* [SOURCE DATA]
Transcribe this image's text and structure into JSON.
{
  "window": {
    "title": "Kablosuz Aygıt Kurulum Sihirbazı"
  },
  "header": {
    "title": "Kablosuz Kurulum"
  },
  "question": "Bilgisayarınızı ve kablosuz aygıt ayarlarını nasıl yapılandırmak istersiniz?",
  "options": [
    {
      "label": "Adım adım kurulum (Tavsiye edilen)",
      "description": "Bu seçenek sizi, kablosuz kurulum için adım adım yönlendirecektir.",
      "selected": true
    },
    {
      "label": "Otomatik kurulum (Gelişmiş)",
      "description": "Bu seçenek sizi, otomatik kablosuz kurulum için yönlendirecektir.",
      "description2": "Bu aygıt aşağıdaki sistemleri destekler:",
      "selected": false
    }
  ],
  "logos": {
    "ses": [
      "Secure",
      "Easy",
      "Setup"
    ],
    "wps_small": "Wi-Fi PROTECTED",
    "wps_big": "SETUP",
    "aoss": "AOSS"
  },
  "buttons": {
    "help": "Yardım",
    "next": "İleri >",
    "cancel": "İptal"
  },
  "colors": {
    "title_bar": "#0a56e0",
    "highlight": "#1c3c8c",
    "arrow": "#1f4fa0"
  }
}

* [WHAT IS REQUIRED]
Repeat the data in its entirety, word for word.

* [FINISHED TASK]
Transcribe this image's text and structure into JSON.
{
  "window": {
    "title": "Kablosuz Aygıt Kurulum Sihirbazı"
  },
  "header": {
    "title": "Kablosuz Kurulum"
  },
  "question": "Bilgisayarınızı ve kablosuz aygıt ayarlarını nasıl yapılandırmak istersiniz?",
  "options": [
    {
      "label": "Adım adım kurulum (Tavsiye edilen)",
      "description": "Bu seçenek sizi, kablosuz kurulum için adım adım yönlendirecektir.",
      "selected": true
    },
    {
      "label": "Otomatik kurulum (Gelişmiş)",
      "description": "Bu seçenek sizi, otomatik kablosuz kurulum için yönlendirecektir.",
      "description2": "Bu aygıt aşağıdaki sistemleri destekler:",
      "selected": false
    }
  ],
  "logos": {
    "ses": [
      "Secure",
      "Easy",
      "Setup"
    ],
    "wps_small": "Wi-Fi PROTECTED",
    "wps_big": "SETUP",
    "aoss": "AOSS"
  },
  "buttons": {
    "help": "Yardım",
    "next": "İleri >",
    "cancel": "İptal"
  },
  "colors": {
    "title_bar": "#0a56e0",
    "highlight": "#1c3c8c",
    "arrow": "#1f4fa0"
  }
}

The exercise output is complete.